of us knew that we had to go to college at a minimum,” Jon Gray said.
“We were encouraged and fortunately all of us were able to get advanced
The church also was a priority. Gray was a member of the 1971
committee of 24, her son said, that “mapped out the structure of United
Methodist Women” in the organizational transition for the new
denomination. In 1976, she became president of the organization’s
corporate body, the Women’s Division, United Methodist Board of Global
“She gave leadership with dignity and professionalism,” said Ressie
Mae Bass, who was a Florida Conference officer at the time and later

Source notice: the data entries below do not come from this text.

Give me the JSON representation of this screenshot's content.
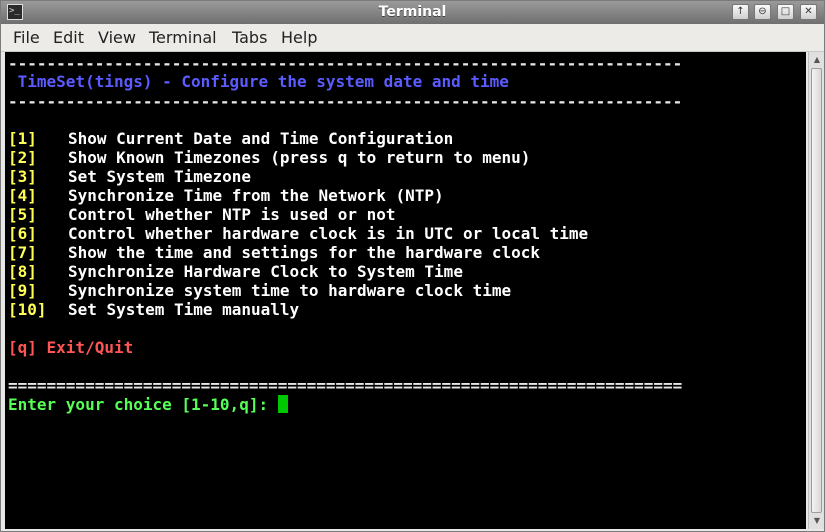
{
  "window": {
    "title": "Terminal",
    "buttons": {
      "help": "↑",
      "minimize": "⊖",
      "maximize": "□",
      "close": "✕"
    }
  },
  "menubar": {
    "file": "File",
    "edit": "Edit",
    "view": "View",
    "terminal": "Terminal",
    "tabs": "Tabs",
    "help": "Help"
  },
  "terminal": {
    "rule_dash": "----------------------------------------------------------------------",
    "header": " TimeSet(tings) - Configure the system date and time",
    "menu": [
      {
        "key": "[1]",
        "label": "Show Current Date and Time Configuration"
      },
      {
        "key": "[2]",
        "label": "Show Known Timezones (press q to return to menu)"
      },
      {
        "key": "[3]",
        "label": "Set System Timezone"
      },
      {
        "key": "[4]",
        "label": "Synchronize Time from the Network (NTP)"
      },
      {
        "key": "[5]",
        "label": "Control whether NTP is used or not"
      },
      {
        "key": "[6]",
        "label": "Control whether hardware clock is in UTC or local time"
      },
      {
        "key": "[7]",
        "label": "Show the time and settings for the hardware clock"
      },
      {
        "key": "[8]",
        "label": "Synchronize Hardware Clock to System Time"
      },
      {
        "key": "[9]",
        "label": "Synchronize system time to hardware clock time"
      },
      {
        "key": "[10]",
        "label": "Set System Time manually"
      }
    ],
    "quit": "[q] Exit/Quit",
    "rule_equals": "======================================================================",
    "prompt": "Enter your choice [1-10,q]: "
  },
  "colors": {
    "background": "#000000",
    "header": "#5b5bff",
    "menu_key": "#ffff55",
    "menu_text": "#ffffff",
    "quit": "#ff5555",
    "prompt": "#55ff55",
    "cursor": "#00c800"
  }
}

joined the Women’s Division staff.
Gray and Theressa Hoover, then the Women’s Division’s top executive,
worked together as the first African-Americans in those positions.
Joyce Sohl, treasurer at the time, remembered Gray’s dignity and
“She knew how to deal with conflict,” Sohl said. “Her strong
commitment to anti-racism was essential when we were dealing with the
Charter for Racial Justice policies.”
Active in denomination
Gray also was active in other matters of the denomination and in the World Methodist Council.
As a delegate to the1980 United Methodist General Conference, the
denomination’s top legislative body, Gray and several others were part
of a delegation that went to see President Jimmy Carter about the
hostage crisis in Iran – the crisis credited with helping bring about
his defeat for re-election.
“She told a story about how he seemed so heavily burdened and how
they prayed (with him) before they left,” Jon Gray recalled. “The next
day was the news story about the failed rescue attempt.”
In Kansas City, she was a member of St. Andrew United Methodist
Church and active on the boards of civic and not-for-profit
organizations, including the United Methodist-related Kingswood
retirement center; Gillis Home, a residential facility for children,
and Goodwill Industries.
Gray and her husband, who died last July, were recognized in March
2009 for their contributions to Saint Paul School of Theology in Kansas
City . Gray was a member of Saint Paul’s board of directors for more
than 25 years before retiring last year.
In addition to Jon Gray, an attorney, former judge and current
member of the United Methodist Judicial Council, she is survived by her
other son, the Rev. C. Jarrett Gray, Jr., a United Methodist elder; her
daughter, Dr. Frances Gray, a physician; four grandchildren and a
sister, Dr. Darlene H. Anderson.
*Bloom is a United Methodist News Service news writer based in New York.
News media contact: Linda Bloom, New York, (646) 369-3759 or email@example.com.